Set the images aside and retype the whole listing exactly.
***
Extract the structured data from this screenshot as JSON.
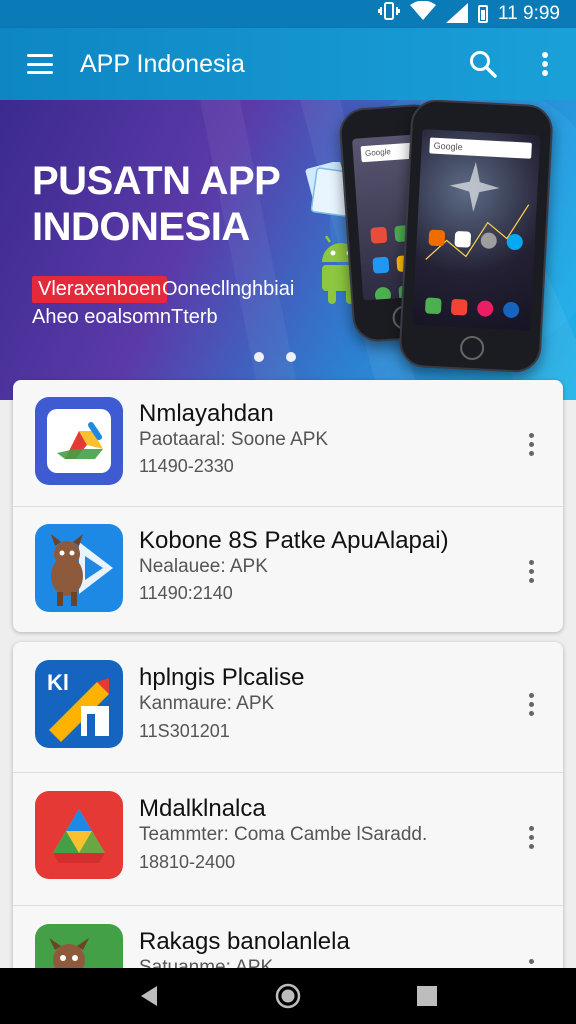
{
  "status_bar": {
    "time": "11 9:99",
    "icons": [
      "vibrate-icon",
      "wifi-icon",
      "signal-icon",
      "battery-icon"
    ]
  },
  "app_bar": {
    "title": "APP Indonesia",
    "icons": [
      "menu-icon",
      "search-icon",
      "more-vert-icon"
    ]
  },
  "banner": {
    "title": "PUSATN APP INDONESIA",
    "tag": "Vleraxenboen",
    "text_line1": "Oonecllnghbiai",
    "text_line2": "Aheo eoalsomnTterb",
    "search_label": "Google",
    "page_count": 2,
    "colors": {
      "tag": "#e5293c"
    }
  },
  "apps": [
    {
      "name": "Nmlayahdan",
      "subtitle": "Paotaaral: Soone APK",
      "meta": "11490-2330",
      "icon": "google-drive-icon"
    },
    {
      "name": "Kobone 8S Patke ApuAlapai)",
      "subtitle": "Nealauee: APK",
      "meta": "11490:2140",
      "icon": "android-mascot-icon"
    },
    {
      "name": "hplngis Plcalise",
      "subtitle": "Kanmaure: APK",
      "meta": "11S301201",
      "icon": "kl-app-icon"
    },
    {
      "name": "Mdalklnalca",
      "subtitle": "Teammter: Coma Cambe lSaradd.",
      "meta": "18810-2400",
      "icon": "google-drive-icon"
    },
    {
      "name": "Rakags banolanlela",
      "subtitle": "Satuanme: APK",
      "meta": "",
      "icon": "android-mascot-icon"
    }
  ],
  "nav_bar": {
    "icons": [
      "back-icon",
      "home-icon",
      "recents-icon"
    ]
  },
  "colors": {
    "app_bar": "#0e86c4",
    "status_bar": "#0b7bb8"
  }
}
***
Result of the task>
Extract the structured data from this screenshot as JSON.
{
  "status_bar": {
    "time": "11 9:99",
    "icons": [
      "vibrate-icon",
      "wifi-icon",
      "signal-icon",
      "battery-icon"
    ]
  },
  "app_bar": {
    "title": "APP Indonesia",
    "icons": [
      "menu-icon",
      "search-icon",
      "more-vert-icon"
    ]
  },
  "banner": {
    "title": "PUSATN APP INDONESIA",
    "tag": "Vleraxenboen",
    "text_line1": "Oonecllnghbiai",
    "text_line2": "Aheo eoalsomnTterb",
    "search_label": "Google",
    "page_count": 2,
    "colors": {
      "tag": "#e5293c"
    }
  },
  "apps": [
    {
      "name": "Nmlayahdan",
      "subtitle": "Paotaaral: Soone APK",
      "meta": "11490-2330",
      "icon": "google-drive-icon"
    },
    {
      "name": "Kobone 8S Patke ApuAlapai)",
      "subtitle": "Nealauee: APK",
      "meta": "11490:2140",
      "icon": "android-mascot-icon"
    },
    {
      "name": "hplngis Plcalise",
      "subtitle": "Kanmaure: APK",
      "meta": "11S301201",
      "icon": "kl-app-icon"
    },
    {
      "name": "Mdalklnalca",
      "subtitle": "Teammter: Coma Cambe lSaradd.",
      "meta": "18810-2400",
      "icon": "google-drive-icon"
    },
    {
      "name": "Rakags banolanlela",
      "subtitle": "Satuanme: APK",
      "meta": "",
      "icon": "android-mascot-icon"
    }
  ],
  "nav_bar": {
    "icons": [
      "back-icon",
      "home-icon",
      "recents-icon"
    ]
  },
  "colors": {
    "app_bar": "#0e86c4",
    "status_bar": "#0b7bb8"
  }
}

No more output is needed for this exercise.